May I have the lines from the one containing "Read all visible content and emit it as JSON." to the end of the entries, returned exactly and with nothing else?

*** Opening of The data ***

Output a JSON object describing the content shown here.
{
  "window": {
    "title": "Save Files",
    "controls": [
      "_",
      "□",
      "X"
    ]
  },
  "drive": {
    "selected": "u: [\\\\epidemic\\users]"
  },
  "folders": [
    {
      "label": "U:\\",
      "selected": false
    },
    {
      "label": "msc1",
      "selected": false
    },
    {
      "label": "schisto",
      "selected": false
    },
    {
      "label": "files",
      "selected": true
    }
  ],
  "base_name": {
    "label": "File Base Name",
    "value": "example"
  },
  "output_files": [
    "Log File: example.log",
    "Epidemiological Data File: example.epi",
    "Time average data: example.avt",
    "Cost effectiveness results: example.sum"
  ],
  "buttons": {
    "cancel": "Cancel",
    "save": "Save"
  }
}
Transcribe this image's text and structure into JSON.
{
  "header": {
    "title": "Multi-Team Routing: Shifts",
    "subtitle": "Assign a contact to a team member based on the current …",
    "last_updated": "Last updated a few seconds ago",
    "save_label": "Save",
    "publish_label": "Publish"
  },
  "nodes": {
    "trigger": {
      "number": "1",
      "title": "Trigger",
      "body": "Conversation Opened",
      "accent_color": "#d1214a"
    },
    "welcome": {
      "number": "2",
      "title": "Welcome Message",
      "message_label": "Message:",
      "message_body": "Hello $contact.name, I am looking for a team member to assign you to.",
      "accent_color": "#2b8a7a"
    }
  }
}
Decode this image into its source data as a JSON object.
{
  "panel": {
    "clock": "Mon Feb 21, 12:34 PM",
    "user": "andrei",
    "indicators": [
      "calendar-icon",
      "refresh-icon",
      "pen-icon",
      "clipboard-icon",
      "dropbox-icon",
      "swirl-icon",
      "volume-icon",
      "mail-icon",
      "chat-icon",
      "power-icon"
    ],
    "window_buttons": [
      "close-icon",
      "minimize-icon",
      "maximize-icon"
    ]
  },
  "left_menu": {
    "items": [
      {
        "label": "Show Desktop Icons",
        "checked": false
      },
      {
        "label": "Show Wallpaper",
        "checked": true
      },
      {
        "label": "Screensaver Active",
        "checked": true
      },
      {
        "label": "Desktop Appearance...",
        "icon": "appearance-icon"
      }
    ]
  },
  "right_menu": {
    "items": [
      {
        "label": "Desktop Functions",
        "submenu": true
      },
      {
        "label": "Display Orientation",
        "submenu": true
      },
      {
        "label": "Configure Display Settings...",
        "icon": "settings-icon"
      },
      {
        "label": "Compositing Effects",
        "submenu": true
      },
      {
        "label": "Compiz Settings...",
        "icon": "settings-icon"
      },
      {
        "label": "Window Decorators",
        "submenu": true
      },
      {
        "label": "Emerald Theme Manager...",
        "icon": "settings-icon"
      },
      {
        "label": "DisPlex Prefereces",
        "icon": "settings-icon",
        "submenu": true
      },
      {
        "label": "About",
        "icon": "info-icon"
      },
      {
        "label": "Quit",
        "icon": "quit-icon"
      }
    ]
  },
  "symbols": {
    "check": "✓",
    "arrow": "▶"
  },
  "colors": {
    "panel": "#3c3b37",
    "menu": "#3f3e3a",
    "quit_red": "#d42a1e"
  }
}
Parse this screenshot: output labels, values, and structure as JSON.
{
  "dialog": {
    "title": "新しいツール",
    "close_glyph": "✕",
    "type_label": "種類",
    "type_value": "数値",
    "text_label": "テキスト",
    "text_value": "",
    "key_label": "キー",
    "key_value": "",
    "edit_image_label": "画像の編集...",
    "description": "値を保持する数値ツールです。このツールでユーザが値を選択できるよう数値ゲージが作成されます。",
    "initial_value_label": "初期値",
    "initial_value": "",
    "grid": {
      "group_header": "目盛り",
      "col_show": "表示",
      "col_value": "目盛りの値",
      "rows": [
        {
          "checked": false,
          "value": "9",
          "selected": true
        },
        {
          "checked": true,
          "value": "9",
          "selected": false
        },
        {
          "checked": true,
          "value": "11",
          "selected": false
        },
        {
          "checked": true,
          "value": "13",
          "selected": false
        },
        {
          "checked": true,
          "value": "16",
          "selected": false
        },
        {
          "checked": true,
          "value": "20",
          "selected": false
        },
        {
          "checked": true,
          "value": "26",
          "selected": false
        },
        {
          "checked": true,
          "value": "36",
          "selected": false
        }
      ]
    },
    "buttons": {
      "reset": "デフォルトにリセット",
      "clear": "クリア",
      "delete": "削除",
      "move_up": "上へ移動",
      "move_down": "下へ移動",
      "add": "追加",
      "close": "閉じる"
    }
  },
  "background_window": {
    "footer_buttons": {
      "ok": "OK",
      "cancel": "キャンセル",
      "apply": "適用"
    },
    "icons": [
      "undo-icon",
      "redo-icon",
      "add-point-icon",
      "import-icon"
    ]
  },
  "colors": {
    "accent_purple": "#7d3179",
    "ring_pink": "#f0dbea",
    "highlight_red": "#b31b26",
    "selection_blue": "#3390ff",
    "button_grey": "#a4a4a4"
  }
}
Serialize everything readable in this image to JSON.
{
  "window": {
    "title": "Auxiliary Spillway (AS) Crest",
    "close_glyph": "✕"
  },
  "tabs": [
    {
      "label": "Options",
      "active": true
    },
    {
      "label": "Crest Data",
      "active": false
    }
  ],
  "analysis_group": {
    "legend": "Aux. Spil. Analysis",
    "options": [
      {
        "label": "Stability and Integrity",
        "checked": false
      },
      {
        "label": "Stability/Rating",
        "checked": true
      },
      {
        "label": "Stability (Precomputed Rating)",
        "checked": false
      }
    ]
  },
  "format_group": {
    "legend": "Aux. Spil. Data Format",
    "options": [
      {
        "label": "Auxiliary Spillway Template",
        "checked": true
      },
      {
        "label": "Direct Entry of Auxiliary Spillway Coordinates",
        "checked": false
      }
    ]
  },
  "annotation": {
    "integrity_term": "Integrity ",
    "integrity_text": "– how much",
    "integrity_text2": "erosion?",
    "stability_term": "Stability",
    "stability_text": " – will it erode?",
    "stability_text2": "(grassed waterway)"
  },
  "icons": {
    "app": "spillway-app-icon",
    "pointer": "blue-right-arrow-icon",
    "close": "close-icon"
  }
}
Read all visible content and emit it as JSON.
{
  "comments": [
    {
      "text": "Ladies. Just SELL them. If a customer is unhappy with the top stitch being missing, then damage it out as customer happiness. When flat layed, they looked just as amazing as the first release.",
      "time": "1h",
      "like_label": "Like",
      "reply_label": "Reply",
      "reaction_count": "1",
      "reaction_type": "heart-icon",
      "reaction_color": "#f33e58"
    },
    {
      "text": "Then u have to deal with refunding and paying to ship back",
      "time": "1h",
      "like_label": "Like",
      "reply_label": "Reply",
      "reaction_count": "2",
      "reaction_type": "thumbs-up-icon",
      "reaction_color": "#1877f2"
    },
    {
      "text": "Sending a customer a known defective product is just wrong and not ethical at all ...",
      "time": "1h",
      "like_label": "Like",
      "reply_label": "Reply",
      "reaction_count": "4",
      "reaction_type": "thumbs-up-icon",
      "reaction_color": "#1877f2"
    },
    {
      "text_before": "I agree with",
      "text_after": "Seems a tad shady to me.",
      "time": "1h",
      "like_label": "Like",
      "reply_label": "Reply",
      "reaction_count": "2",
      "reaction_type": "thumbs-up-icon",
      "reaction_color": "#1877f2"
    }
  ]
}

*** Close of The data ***

→ Written answer:
Read all visible content and emit it as JSON.
{
  "comments": [
    {
      "text": "Ladies. Just SELL them. If a customer is unhappy with the top stitch being missing, then damage it out as customer happiness. When flat layed, they looked just as amazing as the first release.",
      "time": "1h",
      "like_label": "Like",
      "reply_label": "Reply",
      "reaction_count": "1",
      "reaction_type": "heart-icon",
      "reaction_color": "#f33e58"
    },
    {
      "text": "Then u have to deal with refunding and paying to ship back",
      "time": "1h",
      "like_label": "Like",
      "reply_label": "Reply",
      "reaction_count": "2",
      "reaction_type": "thumbs-up-icon",
      "reaction_color": "#1877f2"
    },
    {
      "text": "Sending a customer a known defective product is just wrong and not ethical at all ...",
      "time": "1h",
      "like_label": "Like",
      "reply_label": "Reply",
      "reaction_count": "4",
      "reaction_type": "thumbs-up-icon",
      "reaction_color": "#1877f2"
    },
    {
      "text_before": "I agree with",
      "text_after": "Seems a tad shady to me.",
      "time": "1h",
      "like_label": "Like",
      "reply_label": "Reply",
      "reaction_count": "2",
      "reaction_type": "thumbs-up-icon",
      "reaction_color": "#1877f2"
    }
  ]
}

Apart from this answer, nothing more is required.